The Open Sea
Watercolour and pencil heightened with bodycolour, with scratching out; signed and dated 1865.
9 x 12.75 inches
In August 1865, enjoying at last a degree of prosperity, Brett bought a yacht, Baby, and spent the winter on the Isle of White painting in watercolour out-of-doors. Brett’s interest in the sea had grown as the influence of Ruskin shrank (they had an irrevocable quarrel in 1864), and he became fascinated by painting rough seas, which Ruskin thought ‘unpaintable’. In 1866, Brett wrote in his notebook: ‘Ascertain which side of a wave is lighter when sun is behind spectator? Is there any glisten? Which is lighter, the lights on waves or the scud near horizon? Is not the average of the clouds of the same darkness of the lights of the sea? ...Westerly gale ...the sea crimped all over. The crimps lie thicker together towards the crests of the waves and are mostly set at a small angle with them - sometimes parallel. When two crimps are driven athwart one another they break andsubside into a film of yeasty foam which more than anything else displays the modelling of a wave’.
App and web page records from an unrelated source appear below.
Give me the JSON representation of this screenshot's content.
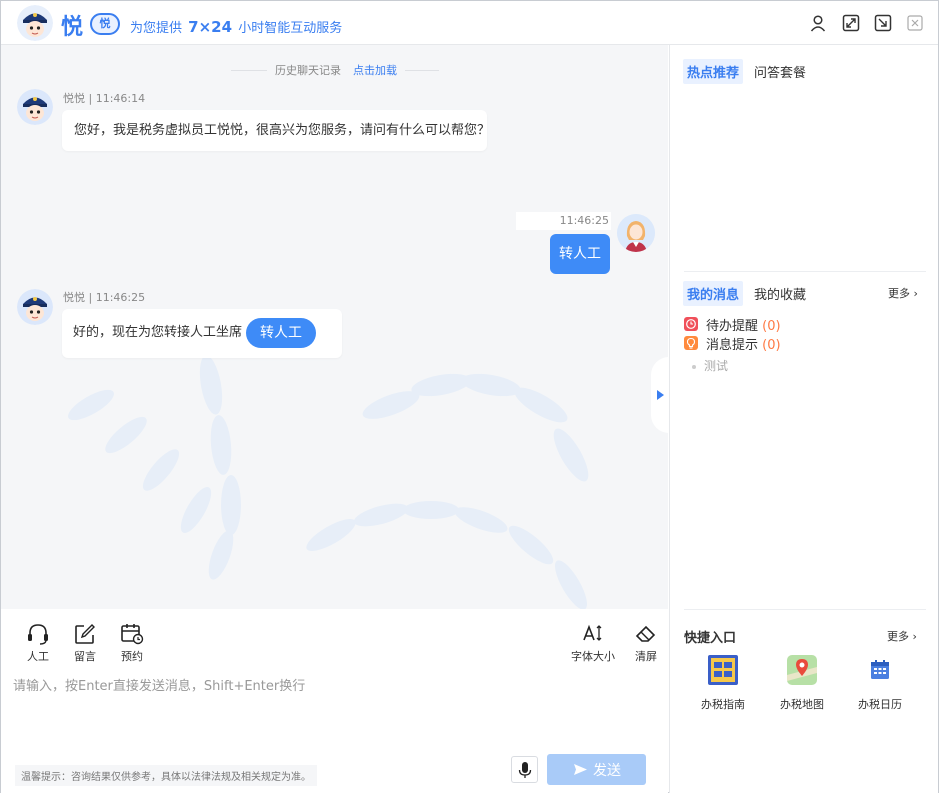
{
  "header": {
    "brand_name": "悦",
    "brand_badge": "悦",
    "slogan_pre": "为您提供",
    "slogan_highlight": "7×24",
    "slogan_post": "小时智能互动服务",
    "controls": [
      "user-icon",
      "fullscreen-icon",
      "minimize-icon",
      "close-icon"
    ]
  },
  "chat": {
    "history_label": "历史聊天记录",
    "history_link": "点击加载",
    "messages": [
      {
        "sender": "悦悦",
        "time": "11:46:14",
        "text": "您好，我是税务虚拟员工悦悦，很高兴为您服务，请问有什么可以帮您？"
      },
      {
        "sender": "user",
        "time": "11:46:25",
        "text": "转人工"
      },
      {
        "sender": "悦悦",
        "time": "11:46:25",
        "text": "好的，现在为您转接人工坐席",
        "button": "转人工"
      }
    ],
    "meta_separator": " | "
  },
  "toolbar": {
    "left_tools": [
      {
        "icon": "headset-icon",
        "label": "人工"
      },
      {
        "icon": "edit-icon",
        "label": "留言"
      },
      {
        "icon": "calendar-clock-icon",
        "label": "预约"
      }
    ],
    "right_tools": [
      {
        "icon": "font-size-icon",
        "label": "字体大小"
      },
      {
        "icon": "eraser-icon",
        "label": "清屏"
      }
    ]
  },
  "input": {
    "placeholder": "请输入，按Enter直接发送消息，Shift+Enter换行",
    "value": "",
    "notice": "温馨提示：咨询结果仅供参考，具体以法律法规及相关规定为准。",
    "send_label": "发送"
  },
  "side": {
    "top_tabs": [
      "热点推荐",
      "问答套餐"
    ],
    "active_top_tab": 0,
    "msg_tabs": [
      "我的消息",
      "我的收藏"
    ],
    "active_msg_tab": 0,
    "more_label": "更多",
    "messages": [
      {
        "icon": "clock-icon",
        "label": "待办提醒",
        "count": "(0)"
      },
      {
        "icon": "bulb-icon",
        "label": "消息提示",
        "count": "(0)"
      }
    ],
    "sub_item": "测试",
    "quick_title": "快捷入口",
    "quick_more": "更多",
    "quick_items": [
      {
        "icon": "guide-icon",
        "label": "办税指南"
      },
      {
        "icon": "map-icon",
        "label": "办税地图"
      },
      {
        "icon": "calendar-icon",
        "label": "办税日历"
      }
    ]
  },
  "colors": {
    "accent": "#3a7ef0",
    "bubble_blue": "#3e8bf7",
    "chat_bg": "#f5f6f8",
    "count_orange": "#ff7a45",
    "send_disabled": "#a9cbf8"
  }
}
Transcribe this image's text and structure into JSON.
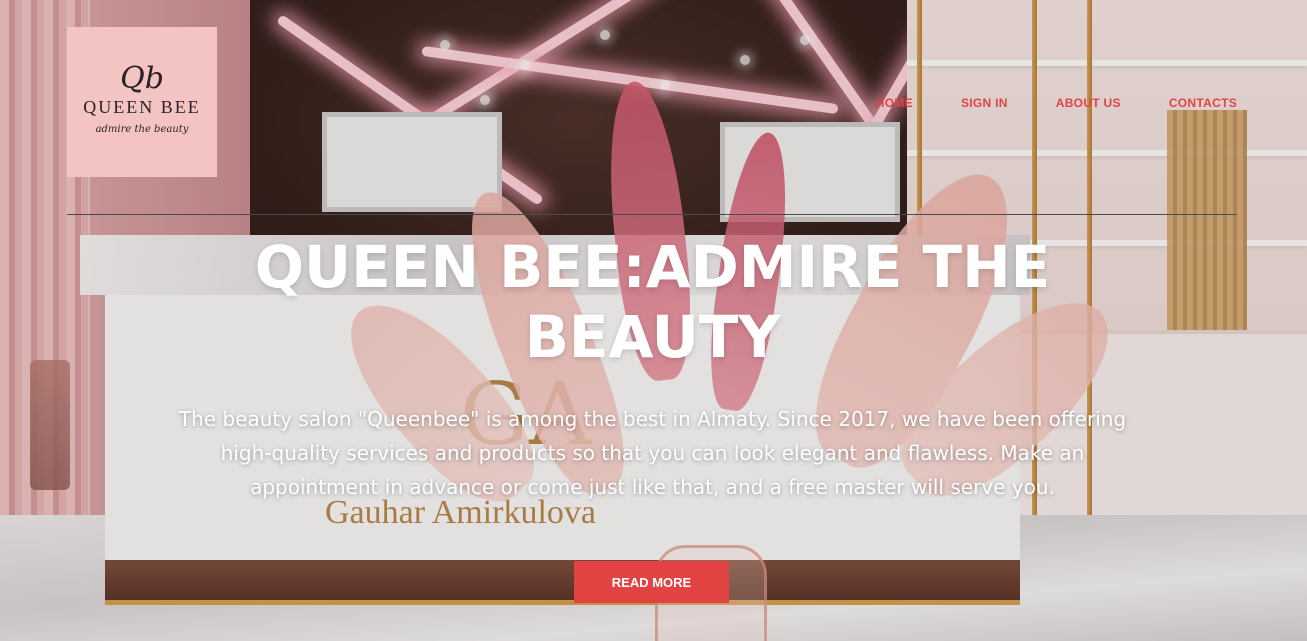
{
  "brand": {
    "monogram": "Qb",
    "name": "QUEEN BEE",
    "tagline": "admire the beauty"
  },
  "nav": {
    "items": [
      {
        "label": "HOME"
      },
      {
        "label": "SIGN IN"
      },
      {
        "label": "ABOUT US"
      },
      {
        "label": "CONTACTS"
      }
    ]
  },
  "hero": {
    "title": "QUEEN BEE:ADMIRE THE BEAUTY",
    "description": "The beauty salon \"Queenbee\" is among the best in Almaty. Since 2017, we have been offering high-quality services and products so that you can look elegant and flawless. Make an appointment in advance or come just like that, and a free master will serve you.",
    "button_label": "READ MORE"
  },
  "background_photo": {
    "desk_monogram": "GA",
    "desk_sign": "Gauhar Amirkulova"
  },
  "colors": {
    "accent": "#e14343",
    "logo_bg": "#f4c4c2",
    "nav_text": "#e04444"
  }
}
Brett’s powers of observation were almost forensic. He had a sailor’s appreciation of wind and water, a scientist’s understanding of meteorology, and an artist’s ability to depict them. This picture provided the prototype for two large seascapes Brett painted in succeeding years: the so- called ‘Longitude’ picture, or Rainbow at Sea (1867), and Christmas Morning (1868). Both were commissioned by Brett’s great patron Alfred Morrison, who also owned this picture. In a letter to Morrison dated 17 August 1866, the artist wrote, ‘I am so pleased to hear that you have taken to yourself the little sea drawing. Although the word popularity is “not in my book” I must confess that to know that my work is sincerely liked is an intense pleasure to me’.
Thanks to Christiana Payne and Charles Brett.